As good as a lot of writing advice is, we just have to figure out our own process. We can't be afraid to break the so-called rules or we just end up paralysing ourselves.

2. Keep It Simple, Stupid.
As much as all my character tables and questions about arcs and themes help me pull myself out of a rut, I find I can OD on them. I've ended up with too much story for a 50,000 word book (again!). And I was so busy plotting my hero and heroine's indivdual arcs that I almost forgot to make sure one vital ingredient was sparkling - the romance!

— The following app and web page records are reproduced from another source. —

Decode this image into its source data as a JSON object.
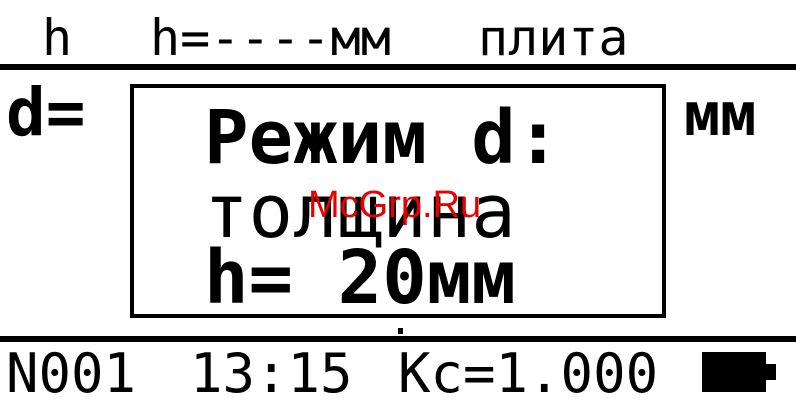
{
  "header": {
    "mode": "h",
    "height_readout": "h=----мм",
    "base": "плита"
  },
  "measurement": {
    "label": "d=",
    "unit": "мм"
  },
  "popup": {
    "line1": "Режим d:",
    "line2": "толщина",
    "line3": "h= 20мм"
  },
  "watermark": "McGrp.Ru",
  "footer": {
    "record": "N001",
    "time": "13:15",
    "coefficient": "Кс=1.000"
  },
  "icons": {
    "battery": "battery-full-icon"
  }
}
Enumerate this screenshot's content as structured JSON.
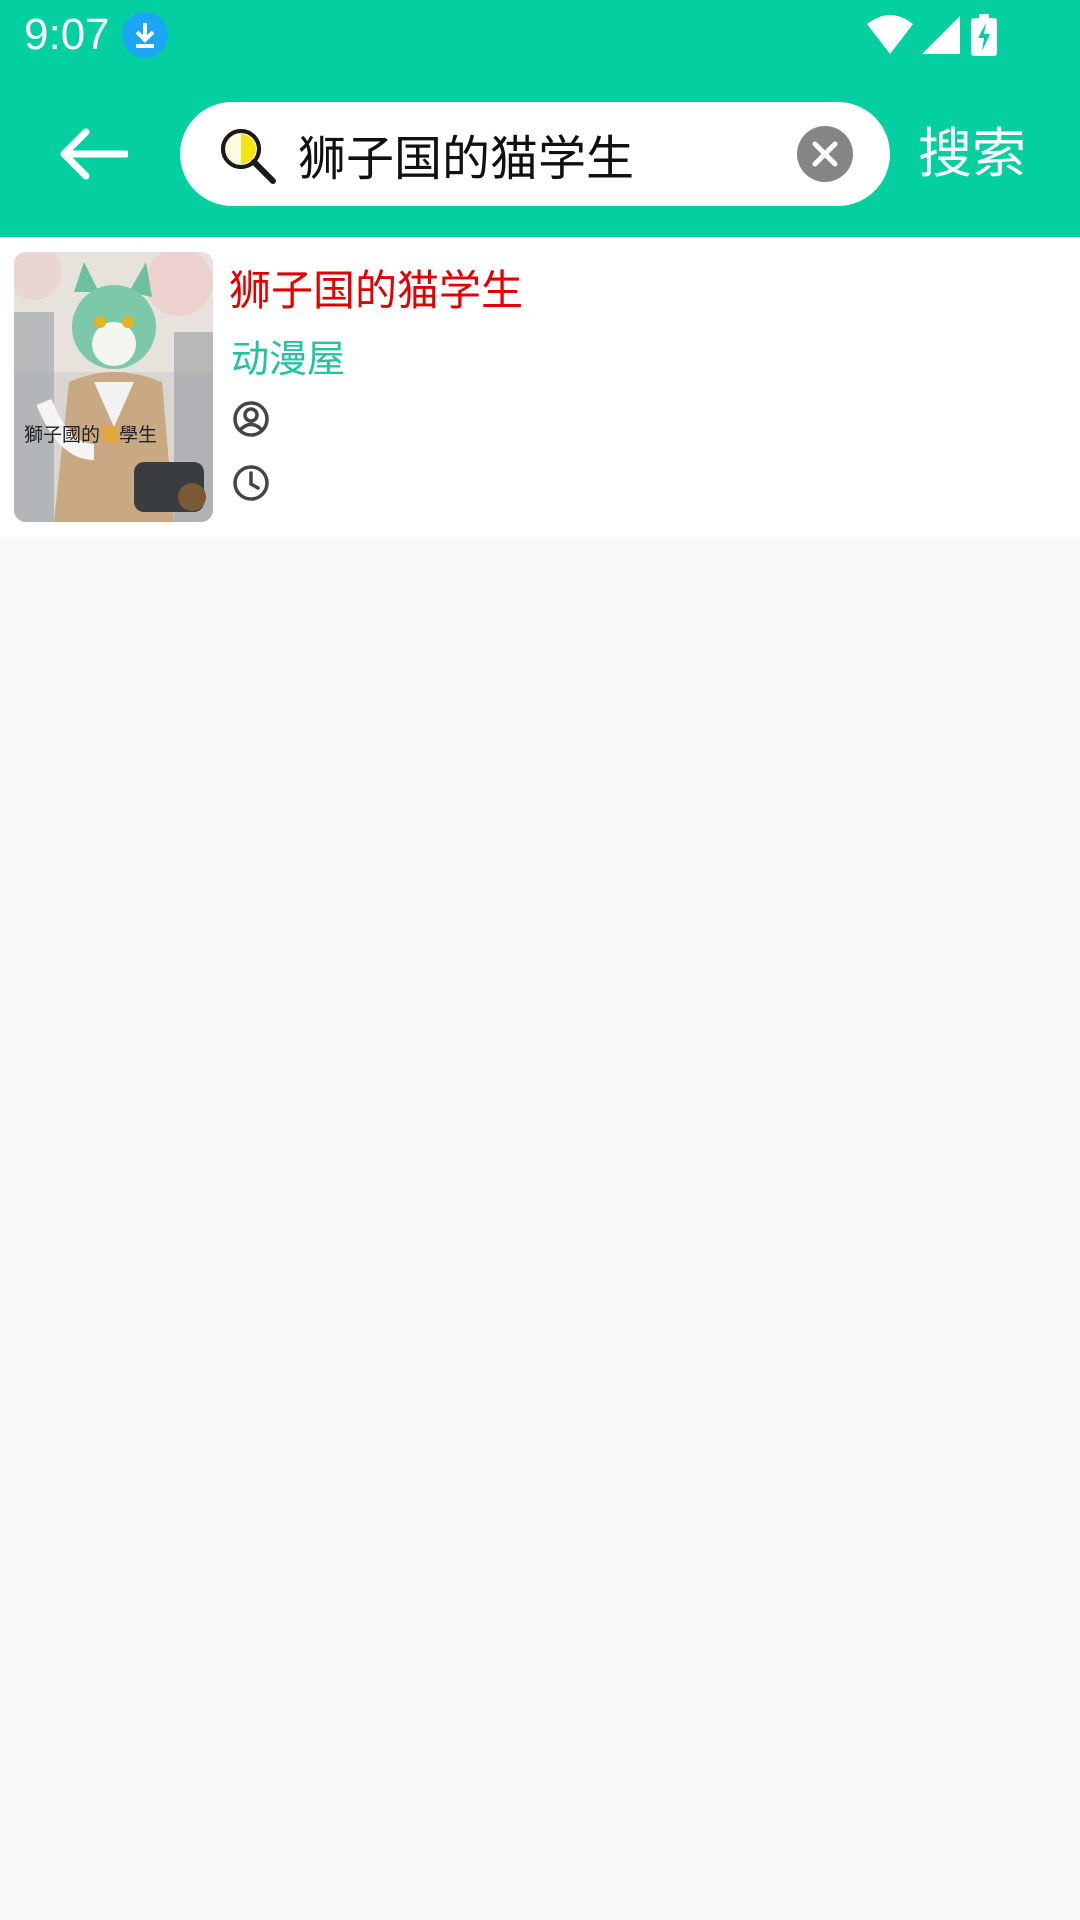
{
  "status_bar": {
    "time": "9:07",
    "download_icon": "download-notification-icon",
    "icons": [
      "wifi-icon",
      "cell-signal-icon",
      "battery-charging-icon"
    ]
  },
  "toolbar": {
    "back_icon": "back-arrow-icon",
    "search_icon": "magnifier-icon",
    "search_value": "狮子国的猫学生",
    "clear_icon": "clear-circle-icon",
    "search_button_label": "搜索"
  },
  "results": [
    {
      "title": "狮子国的猫学生",
      "source": "动漫屋",
      "author": "",
      "updated": "",
      "cover_caption_pre": "獅子國的",
      "cover_caption_hl": "貓",
      "cover_caption_post": "學生"
    }
  ],
  "colors": {
    "accent": "#03cfa1",
    "title": "#e30000",
    "source": "#1ec5a0",
    "background": "#f9f9f9"
  }
}
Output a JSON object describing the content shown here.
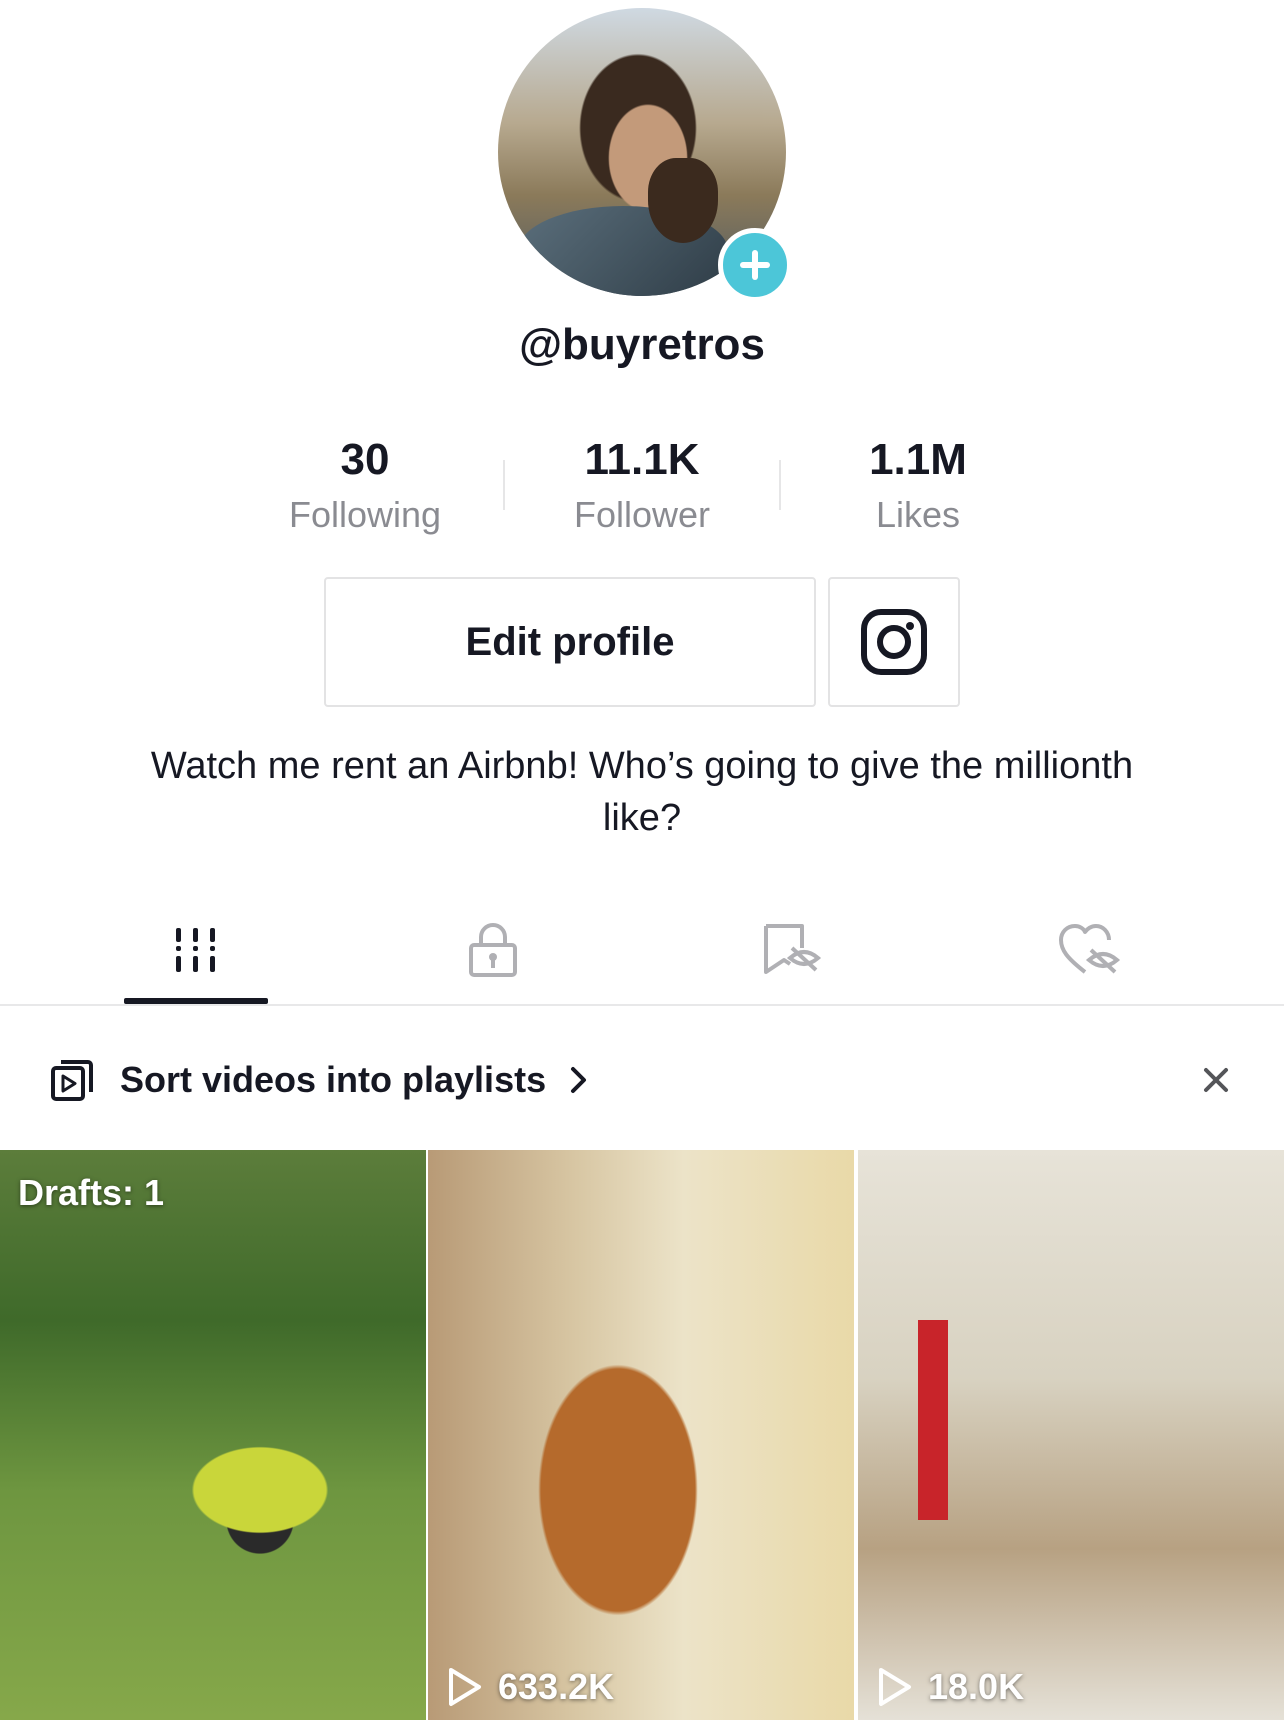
{
  "profile": {
    "username": "@buyretros",
    "bio": "Watch me rent an Airbnb!  Who’s going to give the millionth like?"
  },
  "stats": [
    {
      "value": "30",
      "label": "Following"
    },
    {
      "value": "11.1K",
      "label": "Follower"
    },
    {
      "value": "1.1M",
      "label": "Likes"
    }
  ],
  "buttons": {
    "edit_profile": "Edit profile"
  },
  "tabs": [
    {
      "icon": "grid-icon",
      "active": true
    },
    {
      "icon": "lock-icon",
      "active": false
    },
    {
      "icon": "bookmark-hidden-icon",
      "active": false
    },
    {
      "icon": "heart-hidden-icon",
      "active": false
    }
  ],
  "banner": {
    "text": "Sort videos into playlists"
  },
  "videos": [
    {
      "label": "Drafts: 1"
    },
    {
      "views": "633.2K"
    },
    {
      "views": "18.0K"
    }
  ],
  "colors": {
    "accent": "#4cc6d8",
    "text": "#161823",
    "muted": "#8a8b91"
  }
}
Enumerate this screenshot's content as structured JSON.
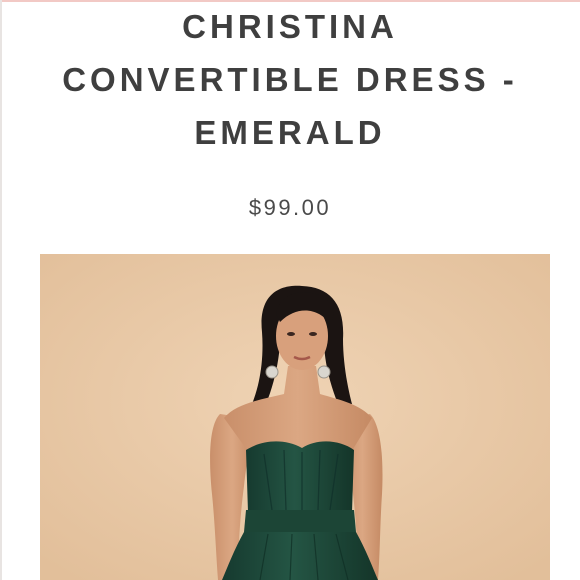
{
  "product": {
    "title_lines": [
      "CHRISTINA",
      "CONVERTIBLE DRESS -",
      "EMERALD"
    ],
    "price": "$99.00"
  },
  "image": {
    "subject_icon": "model-in-emerald-dress-photo",
    "background_color": "#e9c9a6",
    "dress_color": "#1f4a3c"
  }
}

Those arcs to have intersect again and again, because in a Mills & Boon/Harlequin novel, it's the relationship with the other lead character that is the catalyst for change in the hero or heroine. So the romance - the times they interact, the sexual tension thrumming between them - has to be the major factor, not the other events that could push the characters to grow. Easy to forget that when you're knee-deep in charts and lists. Sigh.

Okay, I've warbled on for far too long. Time to get writing again! (Slinks off).


Cara Cooper said...

Hi Fiona

Thank you very much for this, all pearls of wisdom. The brain works in an odd way when you're writing. What can seem well on target whilst your in the flow can, when looked at in the cold light of day need a lot of fixing. Because the stories are so complex it's like juggling loads of balls at once and one can easily drop. It's nice to know that very experienced writers like yourself still have to think hard about it all. I meant to come over and say hi at Jenny's book launch the other day but unfortunately it just wasn't long enough! Nice to see you there though, even if only at a distance!

Janet said...

I've finished reading the Moral Premise and it was a huge help.
Then I found the Moral Premise blog
(and asked a question about the Moral Premise in romance novels.)

and then I found a link to a great guest post from Stanley Williams on a different blog) giving advice on using the Moral premise in stories

So pleased you mentioned this book --I know a lot more about theme now :)